Ramapo critics assert the town hasn’t returned $3M budget loan from the police fund to the general fund.
RAMAPO – Some Republicans believe the Ramapo Town Board obligation to pay back a $3 million “budget loan” from the police fund to the general fund is nearly four months past due.
The all-Democratic Ramapo Town Board approved the loan — from the police fund to the general fund — at its Sept. 11 meeting, stating in the resolution that the money was to be paid back prior to Dec. 31, 2013, with interest.
Town officials said the loan was needed to cover day-to-day government expenses, such as salaries, until the town gets payments for sales and mortgage taxes as well as payments from the Federal Emergency Management Agency.
The town’s general and police funds are separated because taxpayers of the villages of Suffern and Spring Valley don’t pay town police taxes since they have their own village police.
Town Attorney Michael Klein said state law permits inter-fund borrowing as long as it’s paid back. When the nature of the two funds are different, as in the town’s police and general funds, the money has to be returned with interest, he said.
Robert Romanowski, a Republican who is a frequent critic of the Ramapo Town Board, said he filed a Freedom of Information Law request in January, seeking records that might show the money was returned to the police fund.
After many weeks without a response, Romanowski said, he received a letter from town Supervisor Christopher St. Lawrence stating that his request was denied because no such document existed.
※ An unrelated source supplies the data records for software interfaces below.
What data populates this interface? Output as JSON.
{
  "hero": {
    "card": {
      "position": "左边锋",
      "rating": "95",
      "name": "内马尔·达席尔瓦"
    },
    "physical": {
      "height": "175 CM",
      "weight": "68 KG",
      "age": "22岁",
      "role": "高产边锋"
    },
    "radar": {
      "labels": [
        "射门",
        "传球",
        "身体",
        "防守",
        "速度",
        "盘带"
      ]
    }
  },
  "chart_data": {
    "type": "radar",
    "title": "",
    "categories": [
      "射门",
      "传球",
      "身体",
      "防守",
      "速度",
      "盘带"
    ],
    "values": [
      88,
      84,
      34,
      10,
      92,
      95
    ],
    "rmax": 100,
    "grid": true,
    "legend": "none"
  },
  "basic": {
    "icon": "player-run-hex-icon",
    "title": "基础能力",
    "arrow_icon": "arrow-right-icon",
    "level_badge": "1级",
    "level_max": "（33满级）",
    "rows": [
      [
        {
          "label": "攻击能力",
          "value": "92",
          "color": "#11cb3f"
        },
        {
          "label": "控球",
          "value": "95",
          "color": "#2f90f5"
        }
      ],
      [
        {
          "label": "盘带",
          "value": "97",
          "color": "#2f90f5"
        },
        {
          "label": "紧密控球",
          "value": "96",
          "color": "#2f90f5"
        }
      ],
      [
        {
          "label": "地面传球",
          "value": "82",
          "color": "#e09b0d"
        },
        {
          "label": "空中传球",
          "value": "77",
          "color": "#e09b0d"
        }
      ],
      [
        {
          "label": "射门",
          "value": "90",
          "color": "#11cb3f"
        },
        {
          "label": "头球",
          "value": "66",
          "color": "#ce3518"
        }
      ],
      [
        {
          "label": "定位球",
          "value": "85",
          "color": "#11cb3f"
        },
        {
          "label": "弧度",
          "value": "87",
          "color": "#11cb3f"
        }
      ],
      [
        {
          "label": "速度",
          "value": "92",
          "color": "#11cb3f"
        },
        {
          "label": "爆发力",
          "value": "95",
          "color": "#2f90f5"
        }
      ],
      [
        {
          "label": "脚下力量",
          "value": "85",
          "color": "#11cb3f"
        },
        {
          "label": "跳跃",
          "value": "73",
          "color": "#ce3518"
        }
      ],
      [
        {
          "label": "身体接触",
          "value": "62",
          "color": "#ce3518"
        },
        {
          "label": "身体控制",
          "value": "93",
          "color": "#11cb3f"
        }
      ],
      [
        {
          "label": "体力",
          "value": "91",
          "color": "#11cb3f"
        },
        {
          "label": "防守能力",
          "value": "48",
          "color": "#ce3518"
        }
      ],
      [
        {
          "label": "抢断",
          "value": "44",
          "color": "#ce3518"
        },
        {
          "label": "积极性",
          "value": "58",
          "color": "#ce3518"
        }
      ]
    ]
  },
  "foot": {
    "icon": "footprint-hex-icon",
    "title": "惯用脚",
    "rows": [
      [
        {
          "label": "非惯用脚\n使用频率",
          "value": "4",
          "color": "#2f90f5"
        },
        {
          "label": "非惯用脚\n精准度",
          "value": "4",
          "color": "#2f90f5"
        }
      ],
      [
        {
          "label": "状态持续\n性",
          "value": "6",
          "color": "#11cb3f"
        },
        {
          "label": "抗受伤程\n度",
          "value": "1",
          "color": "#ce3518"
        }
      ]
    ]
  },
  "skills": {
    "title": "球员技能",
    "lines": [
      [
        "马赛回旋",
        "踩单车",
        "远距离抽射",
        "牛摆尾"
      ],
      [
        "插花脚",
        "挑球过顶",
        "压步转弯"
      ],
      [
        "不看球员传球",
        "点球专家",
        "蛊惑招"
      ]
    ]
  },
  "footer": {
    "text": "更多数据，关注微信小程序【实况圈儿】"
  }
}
A letter from Town Clerk Christian Sampson, who is also records access officer for the town, was attached to St. Lawrence’s letter, stating that no records were found.
Romanowski said that if the town had returned the money to the police fund, there should have been a voucher that showed the transaction.
“Every time they do this, even when it’s done electronically, they have to have a paper backup, which shows where the money came from and where it went to,” Romanowski said. “Those documents don’t exist, meaning it was never paid back.”
Based on Romanowski’s findings, the Ramapo Republican Committee posted an item on its website, questioning the town’s financial condition.
“The concern is that if they’re borrowing money to run the town, put money in the general fund and they don’t have the funding to pay it back, then they’re running a bigger deficit than what people are being led on to believe because they don’t have the funds to run the town, let alone to pay back the temporary loan,” Marino Fontana, vice chairman of the Ramapo Republican Committee, said.
St. Lawrence didn’t return phone messages seeking comment.
Town Board member Daniel Friedman, who has recently sent letters to state authorities calling for investigation over an “abuse of power” by the town supervisor, said that when the board asked for budget loans in the past, “Supervisor St. Lawrence has repeatedly told the board that all fund transfers were repaid.”
Romanowski said the town has been violating the Town Board resolution by not paying back the money by the due date.
“If they don’t have a fiscal problem, why can’t they pay it back?” Romanowski said. “This loan is accruing interest every day and costing the taxpayers of Ramapo.”
Ramapo was listed as the state’s second-most fiscally stressed municipality by the state Comptroller’s Office in June.
Ramapo officials challenged the comptroller’s report, blaming an employee in the town’s Finance Department of intentionally submitting inaccurate information to the state.